• Exercise requirements
Give back each line of the data exactly.

⁂

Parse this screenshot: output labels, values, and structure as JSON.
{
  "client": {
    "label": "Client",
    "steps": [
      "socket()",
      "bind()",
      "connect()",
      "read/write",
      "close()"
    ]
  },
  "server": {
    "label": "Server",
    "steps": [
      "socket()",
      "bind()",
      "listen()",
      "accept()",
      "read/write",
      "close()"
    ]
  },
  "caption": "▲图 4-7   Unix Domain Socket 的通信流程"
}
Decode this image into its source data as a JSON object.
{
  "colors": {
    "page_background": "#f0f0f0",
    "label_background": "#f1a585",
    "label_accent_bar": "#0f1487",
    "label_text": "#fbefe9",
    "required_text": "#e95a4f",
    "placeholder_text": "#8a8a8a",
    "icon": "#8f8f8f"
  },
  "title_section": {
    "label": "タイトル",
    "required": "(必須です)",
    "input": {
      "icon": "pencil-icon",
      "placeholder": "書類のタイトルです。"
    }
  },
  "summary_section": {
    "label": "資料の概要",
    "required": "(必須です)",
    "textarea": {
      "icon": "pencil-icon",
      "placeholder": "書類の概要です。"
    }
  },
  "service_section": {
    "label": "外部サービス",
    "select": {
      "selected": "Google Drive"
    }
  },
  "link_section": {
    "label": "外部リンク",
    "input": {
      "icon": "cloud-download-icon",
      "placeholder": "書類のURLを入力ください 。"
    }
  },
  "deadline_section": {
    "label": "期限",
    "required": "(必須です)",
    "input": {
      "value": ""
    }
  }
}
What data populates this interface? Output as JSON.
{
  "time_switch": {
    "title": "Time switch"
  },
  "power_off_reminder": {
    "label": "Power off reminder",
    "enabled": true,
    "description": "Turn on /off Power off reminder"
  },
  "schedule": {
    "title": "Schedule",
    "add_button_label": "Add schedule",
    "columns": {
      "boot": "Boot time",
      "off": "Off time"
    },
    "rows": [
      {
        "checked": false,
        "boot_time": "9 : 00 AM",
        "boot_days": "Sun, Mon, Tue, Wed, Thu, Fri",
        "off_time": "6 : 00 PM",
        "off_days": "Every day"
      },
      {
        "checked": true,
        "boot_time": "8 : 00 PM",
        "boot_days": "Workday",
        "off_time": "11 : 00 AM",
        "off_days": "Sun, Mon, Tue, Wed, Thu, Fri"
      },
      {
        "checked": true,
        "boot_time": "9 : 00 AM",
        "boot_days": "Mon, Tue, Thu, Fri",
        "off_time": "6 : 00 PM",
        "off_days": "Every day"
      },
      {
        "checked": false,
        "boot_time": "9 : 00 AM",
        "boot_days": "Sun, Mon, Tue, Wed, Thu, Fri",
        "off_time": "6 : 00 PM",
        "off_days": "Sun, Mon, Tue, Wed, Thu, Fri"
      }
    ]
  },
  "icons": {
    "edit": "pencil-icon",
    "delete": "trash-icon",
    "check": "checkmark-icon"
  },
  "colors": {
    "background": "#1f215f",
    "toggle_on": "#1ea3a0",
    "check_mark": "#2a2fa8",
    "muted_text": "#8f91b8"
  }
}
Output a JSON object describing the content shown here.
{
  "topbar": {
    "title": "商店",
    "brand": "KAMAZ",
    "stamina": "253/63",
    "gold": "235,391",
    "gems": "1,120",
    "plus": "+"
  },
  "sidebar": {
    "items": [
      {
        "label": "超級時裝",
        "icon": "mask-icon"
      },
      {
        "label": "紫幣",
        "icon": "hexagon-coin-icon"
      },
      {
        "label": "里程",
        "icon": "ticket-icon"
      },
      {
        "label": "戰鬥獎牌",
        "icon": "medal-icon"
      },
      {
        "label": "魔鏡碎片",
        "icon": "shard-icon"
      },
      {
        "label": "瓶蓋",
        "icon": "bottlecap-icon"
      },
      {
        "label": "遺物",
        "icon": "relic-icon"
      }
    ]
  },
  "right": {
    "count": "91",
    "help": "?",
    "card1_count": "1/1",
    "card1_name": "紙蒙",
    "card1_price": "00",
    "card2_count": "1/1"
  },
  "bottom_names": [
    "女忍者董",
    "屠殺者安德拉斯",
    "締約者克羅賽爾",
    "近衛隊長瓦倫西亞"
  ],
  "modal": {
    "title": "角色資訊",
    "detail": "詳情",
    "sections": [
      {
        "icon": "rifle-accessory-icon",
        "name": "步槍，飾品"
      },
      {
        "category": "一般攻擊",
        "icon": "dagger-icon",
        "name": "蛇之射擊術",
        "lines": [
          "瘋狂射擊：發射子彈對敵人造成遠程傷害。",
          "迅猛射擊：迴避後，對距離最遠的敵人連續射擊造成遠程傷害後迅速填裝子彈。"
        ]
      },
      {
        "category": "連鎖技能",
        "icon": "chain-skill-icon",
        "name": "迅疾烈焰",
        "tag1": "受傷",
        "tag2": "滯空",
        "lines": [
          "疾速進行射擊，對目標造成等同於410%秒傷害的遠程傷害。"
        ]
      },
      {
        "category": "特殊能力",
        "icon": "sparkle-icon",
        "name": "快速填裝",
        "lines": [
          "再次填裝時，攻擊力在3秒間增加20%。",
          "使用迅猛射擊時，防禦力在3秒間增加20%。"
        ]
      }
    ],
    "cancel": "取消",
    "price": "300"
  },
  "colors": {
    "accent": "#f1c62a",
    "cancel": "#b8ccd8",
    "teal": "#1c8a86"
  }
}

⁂

• Written answer
Parse this screenshot: output labels, values, and structure as JSON.
{
  "client": {
    "label": "Client",
    "steps": [
      "socket()",
      "bind()",
      "connect()",
      "read/write",
      "close()"
    ]
  },
  "server": {
    "label": "Server",
    "steps": [
      "socket()",
      "bind()",
      "listen()",
      "accept()",
      "read/write",
      "close()"
    ]
  },
  "caption": "▲图 4-7   Unix Domain Socket 的通信流程"
}
Decode this image into its source data as a JSON object.
{
  "colors": {
    "page_background": "#f0f0f0",
    "label_background": "#f1a585",
    "label_accent_bar": "#0f1487",
    "label_text": "#fbefe9",
    "required_text": "#e95a4f",
    "placeholder_text": "#8a8a8a",
    "icon": "#8f8f8f"
  },
  "title_section": {
    "label": "タイトル",
    "required": "(必須です)",
    "input": {
      "icon": "pencil-icon",
      "placeholder": "書類のタイトルです。"
    }
  },
  "summary_section": {
    "label": "資料の概要",
    "required": "(必須です)",
    "textarea": {
      "icon": "pencil-icon",
      "placeholder": "書類の概要です。"
    }
  },
  "service_section": {
    "label": "外部サービス",
    "select": {
      "selected": "Google Drive"
    }
  },
  "link_section": {
    "label": "外部リンク",
    "input": {
      "icon": "cloud-download-icon",
      "placeholder": "書類のURLを入力ください 。"
    }
  },
  "deadline_section": {
    "label": "期限",
    "required": "(必須です)",
    "input": {
      "value": ""
    }
  }
}
What data populates this interface? Output as JSON.
{
  "time_switch": {
    "title": "Time switch"
  },
  "power_off_reminder": {
    "label": "Power off reminder",
    "enabled": true,
    "description": "Turn on /off Power off reminder"
  },
  "schedule": {
    "title": "Schedule",
    "add_button_label": "Add schedule",
    "columns": {
      "boot": "Boot time",
      "off": "Off time"
    },
    "rows": [
      {
        "checked": false,
        "boot_time": "9 : 00 AM",
        "boot_days": "Sun, Mon, Tue, Wed, Thu, Fri",
        "off_time": "6 : 00 PM",
        "off_days": "Every day"
      },
      {
        "checked": true,
        "boot_time": "8 : 00 PM",
        "boot_days": "Workday",
        "off_time": "11 : 00 AM",
        "off_days": "Sun, Mon, Tue, Wed, Thu, Fri"
      },
      {
        "checked": true,
        "boot_time": "9 : 00 AM",
        "boot_days": "Mon, Tue, Thu, Fri",
        "off_time": "6 : 00 PM",
        "off_days": "Every day"
      },
      {
        "checked": false,
        "boot_time": "9 : 00 AM",
        "boot_days": "Sun, Mon, Tue, Wed, Thu, Fri",
        "off_time": "6 : 00 PM",
        "off_days": "Sun, Mon, Tue, Wed, Thu, Fri"
      }
    ]
  },
  "icons": {
    "edit": "pencil-icon",
    "delete": "trash-icon",
    "check": "checkmark-icon"
  },
  "colors": {
    "background": "#1f215f",
    "toggle_on": "#1ea3a0",
    "check_mark": "#2a2fa8",
    "muted_text": "#8f91b8"
  }
}
Output a JSON object describing the content shown here.
{
  "topbar": {
    "title": "商店",
    "brand": "KAMAZ",
    "stamina": "253/63",
    "gold": "235,391",
    "gems": "1,120",
    "plus": "+"
  },
  "sidebar": {
    "items": [
      {
        "label": "超級時裝",
        "icon": "mask-icon"
      },
      {
        "label": "紫幣",
        "icon": "hexagon-coin-icon"
      },
      {
        "label": "里程",
        "icon": "ticket-icon"
      },
      {
        "label": "戰鬥獎牌",
        "icon": "medal-icon"
      },
      {
        "label": "魔鏡碎片",
        "icon": "shard-icon"
      },
      {
        "label": "瓶蓋",
        "icon": "bottlecap-icon"
      },
      {
        "label": "遺物",
        "icon": "relic-icon"
      }
    ]
  },
  "right": {
    "count": "91",
    "help": "?",
    "card1_count": "1/1",
    "card1_name": "紙蒙",
    "card1_price": "00",
    "card2_count": "1/1"
  },
  "bottom_names": [
    "女忍者董",
    "屠殺者安德拉斯",
    "締約者克羅賽爾",
    "近衛隊長瓦倫西亞"
  ],
  "modal": {
    "title": "角色資訊",
    "detail": "詳情",
    "sections": [
      {
        "icon": "rifle-accessory-icon",
        "name": "步槍，飾品"
      },
      {
        "category": "一般攻擊",
        "icon": "dagger-icon",
        "name": "蛇之射擊術",
        "lines": [
          "瘋狂射擊：發射子彈對敵人造成遠程傷害。",
          "迅猛射擊：迴避後，對距離最遠的敵人連續射擊造成遠程傷害後迅速填裝子彈。"
        ]
      },
      {
        "category": "連鎖技能",
        "icon": "chain-skill-icon",
        "name": "迅疾烈焰",
        "tag1": "受傷",
        "tag2": "滯空",
        "lines": [
          "疾速進行射擊，對目標造成等同於410%秒傷害的遠程傷害。"
        ]
      },
      {
        "category": "特殊能力",
        "icon": "sparkle-icon",
        "name": "快速填裝",
        "lines": [
          "再次填裝時，攻擊力在3秒間增加20%。",
          "使用迅猛射擊時，防禦力在3秒間增加20%。"
        ]
      }
    ],
    "cancel": "取消",
    "price": "300"
  },
  "colors": {
    "accent": "#f1c62a",
    "cancel": "#b8ccd8",
    "teal": "#1c8a86"
  }
}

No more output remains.